Dataset excerpts
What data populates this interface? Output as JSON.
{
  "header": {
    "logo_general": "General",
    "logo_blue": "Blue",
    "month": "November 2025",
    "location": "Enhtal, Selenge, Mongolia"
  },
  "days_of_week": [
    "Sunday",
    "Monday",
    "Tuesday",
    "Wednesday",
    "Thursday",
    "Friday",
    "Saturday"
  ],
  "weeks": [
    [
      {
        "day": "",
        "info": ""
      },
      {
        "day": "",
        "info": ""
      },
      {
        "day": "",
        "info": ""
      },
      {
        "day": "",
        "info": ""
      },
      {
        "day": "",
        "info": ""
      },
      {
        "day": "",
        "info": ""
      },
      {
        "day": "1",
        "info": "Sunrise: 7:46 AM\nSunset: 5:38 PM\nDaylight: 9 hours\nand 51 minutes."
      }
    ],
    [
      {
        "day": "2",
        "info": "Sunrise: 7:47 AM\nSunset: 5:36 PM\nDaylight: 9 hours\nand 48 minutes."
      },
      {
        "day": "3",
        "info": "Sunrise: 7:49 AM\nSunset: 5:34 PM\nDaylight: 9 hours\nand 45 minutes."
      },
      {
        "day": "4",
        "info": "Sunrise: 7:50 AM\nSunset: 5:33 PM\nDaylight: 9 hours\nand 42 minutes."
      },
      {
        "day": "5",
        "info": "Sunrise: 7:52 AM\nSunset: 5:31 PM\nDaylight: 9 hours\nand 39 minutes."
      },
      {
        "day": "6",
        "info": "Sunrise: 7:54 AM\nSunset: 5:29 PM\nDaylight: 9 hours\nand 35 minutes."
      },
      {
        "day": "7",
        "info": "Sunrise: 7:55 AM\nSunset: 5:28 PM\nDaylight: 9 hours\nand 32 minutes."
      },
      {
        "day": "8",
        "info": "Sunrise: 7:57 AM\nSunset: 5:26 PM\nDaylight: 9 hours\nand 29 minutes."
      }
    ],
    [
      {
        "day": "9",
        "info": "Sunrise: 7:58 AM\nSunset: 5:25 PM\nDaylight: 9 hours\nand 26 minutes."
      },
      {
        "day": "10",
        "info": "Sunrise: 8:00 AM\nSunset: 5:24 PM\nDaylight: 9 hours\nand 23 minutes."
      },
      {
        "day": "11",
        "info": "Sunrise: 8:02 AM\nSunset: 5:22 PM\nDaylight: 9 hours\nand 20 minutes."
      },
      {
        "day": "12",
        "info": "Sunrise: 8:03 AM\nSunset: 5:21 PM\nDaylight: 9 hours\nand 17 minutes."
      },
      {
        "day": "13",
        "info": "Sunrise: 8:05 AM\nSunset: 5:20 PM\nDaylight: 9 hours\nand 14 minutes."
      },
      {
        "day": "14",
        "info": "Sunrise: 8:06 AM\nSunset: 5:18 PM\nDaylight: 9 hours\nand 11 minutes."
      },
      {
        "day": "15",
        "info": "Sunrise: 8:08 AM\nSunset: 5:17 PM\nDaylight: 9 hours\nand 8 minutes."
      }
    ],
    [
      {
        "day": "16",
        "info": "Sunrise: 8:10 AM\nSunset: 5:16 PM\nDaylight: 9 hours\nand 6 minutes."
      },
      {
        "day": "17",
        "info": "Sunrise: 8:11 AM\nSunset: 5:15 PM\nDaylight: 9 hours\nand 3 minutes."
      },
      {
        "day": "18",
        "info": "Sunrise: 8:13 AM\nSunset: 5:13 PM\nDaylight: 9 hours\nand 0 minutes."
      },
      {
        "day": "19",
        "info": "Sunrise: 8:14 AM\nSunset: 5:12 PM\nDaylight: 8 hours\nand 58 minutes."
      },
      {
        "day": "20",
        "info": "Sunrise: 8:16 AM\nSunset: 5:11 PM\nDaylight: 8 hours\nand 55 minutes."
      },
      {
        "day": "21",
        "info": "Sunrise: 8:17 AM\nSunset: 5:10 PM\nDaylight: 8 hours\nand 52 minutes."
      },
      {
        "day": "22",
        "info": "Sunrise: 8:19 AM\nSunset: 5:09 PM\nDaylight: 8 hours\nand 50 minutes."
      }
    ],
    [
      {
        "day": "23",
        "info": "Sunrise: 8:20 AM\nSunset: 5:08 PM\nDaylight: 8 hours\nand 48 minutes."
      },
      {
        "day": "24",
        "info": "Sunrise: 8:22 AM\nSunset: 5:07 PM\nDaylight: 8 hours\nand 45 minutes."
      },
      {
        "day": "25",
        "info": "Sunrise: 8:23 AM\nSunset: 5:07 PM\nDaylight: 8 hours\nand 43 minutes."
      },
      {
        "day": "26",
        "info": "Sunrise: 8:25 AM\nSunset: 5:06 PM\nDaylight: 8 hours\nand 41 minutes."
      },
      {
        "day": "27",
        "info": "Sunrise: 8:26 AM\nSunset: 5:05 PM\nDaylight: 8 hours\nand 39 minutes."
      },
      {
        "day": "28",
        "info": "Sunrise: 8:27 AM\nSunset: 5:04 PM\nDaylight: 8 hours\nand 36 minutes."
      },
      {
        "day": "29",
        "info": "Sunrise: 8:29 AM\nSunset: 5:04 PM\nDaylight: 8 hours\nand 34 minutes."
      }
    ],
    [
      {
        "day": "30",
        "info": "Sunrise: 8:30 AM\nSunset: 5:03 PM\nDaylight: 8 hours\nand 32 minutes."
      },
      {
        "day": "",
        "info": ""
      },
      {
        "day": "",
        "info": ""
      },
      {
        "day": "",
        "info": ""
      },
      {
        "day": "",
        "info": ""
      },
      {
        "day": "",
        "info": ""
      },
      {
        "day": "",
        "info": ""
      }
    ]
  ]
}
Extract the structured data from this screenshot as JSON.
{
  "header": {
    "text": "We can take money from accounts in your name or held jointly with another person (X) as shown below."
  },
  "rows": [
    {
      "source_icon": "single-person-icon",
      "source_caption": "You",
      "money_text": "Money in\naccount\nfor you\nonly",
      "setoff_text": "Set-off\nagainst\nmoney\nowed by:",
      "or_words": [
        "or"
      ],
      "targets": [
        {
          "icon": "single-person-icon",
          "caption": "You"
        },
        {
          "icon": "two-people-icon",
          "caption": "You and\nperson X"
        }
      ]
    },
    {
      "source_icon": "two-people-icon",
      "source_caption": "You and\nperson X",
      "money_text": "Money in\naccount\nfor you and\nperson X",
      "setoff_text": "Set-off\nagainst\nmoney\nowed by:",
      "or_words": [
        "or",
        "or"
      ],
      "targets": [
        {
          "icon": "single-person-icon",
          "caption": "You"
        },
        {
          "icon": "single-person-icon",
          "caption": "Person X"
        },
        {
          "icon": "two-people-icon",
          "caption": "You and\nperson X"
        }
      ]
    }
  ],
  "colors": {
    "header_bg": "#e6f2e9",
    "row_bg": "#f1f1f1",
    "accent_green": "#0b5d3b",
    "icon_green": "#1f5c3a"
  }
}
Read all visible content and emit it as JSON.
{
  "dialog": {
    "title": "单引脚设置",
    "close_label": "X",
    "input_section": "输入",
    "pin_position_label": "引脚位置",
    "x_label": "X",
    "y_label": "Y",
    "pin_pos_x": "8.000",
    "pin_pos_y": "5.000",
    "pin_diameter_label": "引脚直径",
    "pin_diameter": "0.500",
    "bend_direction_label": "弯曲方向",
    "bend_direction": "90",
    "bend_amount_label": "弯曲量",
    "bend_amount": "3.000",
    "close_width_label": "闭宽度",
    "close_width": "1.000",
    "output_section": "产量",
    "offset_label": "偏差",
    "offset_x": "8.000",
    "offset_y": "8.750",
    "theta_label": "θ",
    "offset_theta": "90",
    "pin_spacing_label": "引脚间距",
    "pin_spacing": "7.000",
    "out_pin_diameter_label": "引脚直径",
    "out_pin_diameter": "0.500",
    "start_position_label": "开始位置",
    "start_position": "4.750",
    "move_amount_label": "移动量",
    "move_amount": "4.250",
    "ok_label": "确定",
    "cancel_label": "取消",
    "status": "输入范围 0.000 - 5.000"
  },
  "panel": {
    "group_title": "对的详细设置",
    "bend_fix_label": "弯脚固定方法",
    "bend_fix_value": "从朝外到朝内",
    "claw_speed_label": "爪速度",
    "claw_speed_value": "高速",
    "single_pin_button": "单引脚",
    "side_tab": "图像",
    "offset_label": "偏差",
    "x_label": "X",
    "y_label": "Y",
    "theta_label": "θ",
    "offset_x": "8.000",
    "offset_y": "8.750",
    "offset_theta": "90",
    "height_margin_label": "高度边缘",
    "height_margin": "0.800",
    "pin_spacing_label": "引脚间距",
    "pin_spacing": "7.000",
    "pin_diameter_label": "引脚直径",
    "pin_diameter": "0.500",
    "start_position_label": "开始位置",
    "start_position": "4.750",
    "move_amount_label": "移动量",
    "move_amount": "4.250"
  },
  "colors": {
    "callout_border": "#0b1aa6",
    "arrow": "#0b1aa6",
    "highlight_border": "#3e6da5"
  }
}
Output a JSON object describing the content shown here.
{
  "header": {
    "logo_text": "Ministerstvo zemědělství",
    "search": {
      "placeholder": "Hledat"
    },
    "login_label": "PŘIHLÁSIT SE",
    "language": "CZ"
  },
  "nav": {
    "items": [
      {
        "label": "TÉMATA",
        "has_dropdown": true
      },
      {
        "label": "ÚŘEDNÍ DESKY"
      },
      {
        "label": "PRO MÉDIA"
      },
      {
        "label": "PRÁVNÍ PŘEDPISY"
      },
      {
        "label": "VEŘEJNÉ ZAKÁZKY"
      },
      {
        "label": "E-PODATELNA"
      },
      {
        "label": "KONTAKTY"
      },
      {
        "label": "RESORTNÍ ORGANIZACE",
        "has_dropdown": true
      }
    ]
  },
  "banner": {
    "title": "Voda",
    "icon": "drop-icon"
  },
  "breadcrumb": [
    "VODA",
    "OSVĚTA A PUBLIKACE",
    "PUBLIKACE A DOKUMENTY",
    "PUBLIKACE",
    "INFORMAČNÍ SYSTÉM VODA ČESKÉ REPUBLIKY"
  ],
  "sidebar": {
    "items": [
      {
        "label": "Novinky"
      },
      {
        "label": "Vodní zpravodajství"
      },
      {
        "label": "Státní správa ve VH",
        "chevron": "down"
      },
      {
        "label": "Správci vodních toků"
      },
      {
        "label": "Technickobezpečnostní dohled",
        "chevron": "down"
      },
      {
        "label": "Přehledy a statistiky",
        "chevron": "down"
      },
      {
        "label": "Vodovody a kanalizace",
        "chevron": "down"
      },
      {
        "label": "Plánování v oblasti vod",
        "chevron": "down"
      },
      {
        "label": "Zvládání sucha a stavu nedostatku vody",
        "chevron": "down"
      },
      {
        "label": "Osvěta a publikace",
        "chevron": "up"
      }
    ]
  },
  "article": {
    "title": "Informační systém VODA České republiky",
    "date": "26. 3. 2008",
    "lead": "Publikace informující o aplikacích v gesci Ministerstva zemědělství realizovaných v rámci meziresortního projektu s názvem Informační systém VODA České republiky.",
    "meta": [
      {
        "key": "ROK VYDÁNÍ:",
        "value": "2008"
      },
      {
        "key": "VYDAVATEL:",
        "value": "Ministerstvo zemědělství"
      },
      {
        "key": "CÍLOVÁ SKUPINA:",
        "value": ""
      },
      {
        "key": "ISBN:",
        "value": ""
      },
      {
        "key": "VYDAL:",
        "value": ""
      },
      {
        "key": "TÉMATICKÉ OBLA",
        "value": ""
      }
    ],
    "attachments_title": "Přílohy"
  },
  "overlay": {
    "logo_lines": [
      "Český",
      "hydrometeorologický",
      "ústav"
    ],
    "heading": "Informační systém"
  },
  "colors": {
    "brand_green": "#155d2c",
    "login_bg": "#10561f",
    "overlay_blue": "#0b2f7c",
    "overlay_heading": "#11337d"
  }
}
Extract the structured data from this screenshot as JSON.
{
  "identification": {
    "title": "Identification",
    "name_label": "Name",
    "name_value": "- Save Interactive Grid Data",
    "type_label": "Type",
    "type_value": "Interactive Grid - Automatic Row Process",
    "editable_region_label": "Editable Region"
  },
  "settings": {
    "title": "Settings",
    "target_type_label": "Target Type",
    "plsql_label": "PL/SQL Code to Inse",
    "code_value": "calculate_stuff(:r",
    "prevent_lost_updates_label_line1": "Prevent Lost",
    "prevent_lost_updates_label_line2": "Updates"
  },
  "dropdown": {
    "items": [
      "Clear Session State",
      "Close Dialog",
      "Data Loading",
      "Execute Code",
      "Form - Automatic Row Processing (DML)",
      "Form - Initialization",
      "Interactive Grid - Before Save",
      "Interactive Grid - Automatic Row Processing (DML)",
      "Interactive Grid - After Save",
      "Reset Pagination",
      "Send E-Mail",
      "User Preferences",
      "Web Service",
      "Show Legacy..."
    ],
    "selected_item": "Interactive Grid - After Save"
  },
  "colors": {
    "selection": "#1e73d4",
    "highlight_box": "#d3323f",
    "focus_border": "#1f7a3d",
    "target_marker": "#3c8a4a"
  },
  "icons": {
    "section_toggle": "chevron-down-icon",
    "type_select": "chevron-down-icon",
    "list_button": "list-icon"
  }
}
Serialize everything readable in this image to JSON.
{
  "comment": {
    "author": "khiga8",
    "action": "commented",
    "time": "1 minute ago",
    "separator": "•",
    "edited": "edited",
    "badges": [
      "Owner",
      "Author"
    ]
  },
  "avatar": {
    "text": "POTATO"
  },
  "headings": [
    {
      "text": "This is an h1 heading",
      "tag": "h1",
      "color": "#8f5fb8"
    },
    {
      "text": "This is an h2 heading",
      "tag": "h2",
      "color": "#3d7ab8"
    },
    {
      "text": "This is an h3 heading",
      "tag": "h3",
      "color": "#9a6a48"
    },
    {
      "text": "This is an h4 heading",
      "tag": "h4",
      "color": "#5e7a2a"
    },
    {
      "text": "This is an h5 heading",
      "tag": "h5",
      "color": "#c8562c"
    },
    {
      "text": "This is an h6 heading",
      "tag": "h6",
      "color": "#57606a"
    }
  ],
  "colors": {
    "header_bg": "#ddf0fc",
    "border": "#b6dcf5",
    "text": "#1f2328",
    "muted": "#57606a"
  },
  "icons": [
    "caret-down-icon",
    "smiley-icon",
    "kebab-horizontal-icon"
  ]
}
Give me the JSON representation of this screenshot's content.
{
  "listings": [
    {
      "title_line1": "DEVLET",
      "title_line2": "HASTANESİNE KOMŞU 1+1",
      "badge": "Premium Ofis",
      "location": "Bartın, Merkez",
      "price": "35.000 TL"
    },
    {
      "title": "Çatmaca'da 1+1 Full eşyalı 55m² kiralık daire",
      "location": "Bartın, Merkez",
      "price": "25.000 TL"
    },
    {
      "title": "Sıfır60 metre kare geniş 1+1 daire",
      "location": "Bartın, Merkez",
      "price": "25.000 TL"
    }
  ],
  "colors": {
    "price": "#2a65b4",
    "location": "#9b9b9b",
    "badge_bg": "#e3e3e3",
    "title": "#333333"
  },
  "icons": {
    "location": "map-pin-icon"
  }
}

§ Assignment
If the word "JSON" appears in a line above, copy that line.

§ Answer to this exercise
What data populates this interface? Output as JSON.
Extract the structured data from this screenshot as JSON.
Read all visible content and emit it as JSON.
Output a JSON object describing the content shown here.
Extract the structured data from this screenshot as JSON.
Serialize everything readable in this image to JSON.
Give me the JSON representation of this screenshot's content.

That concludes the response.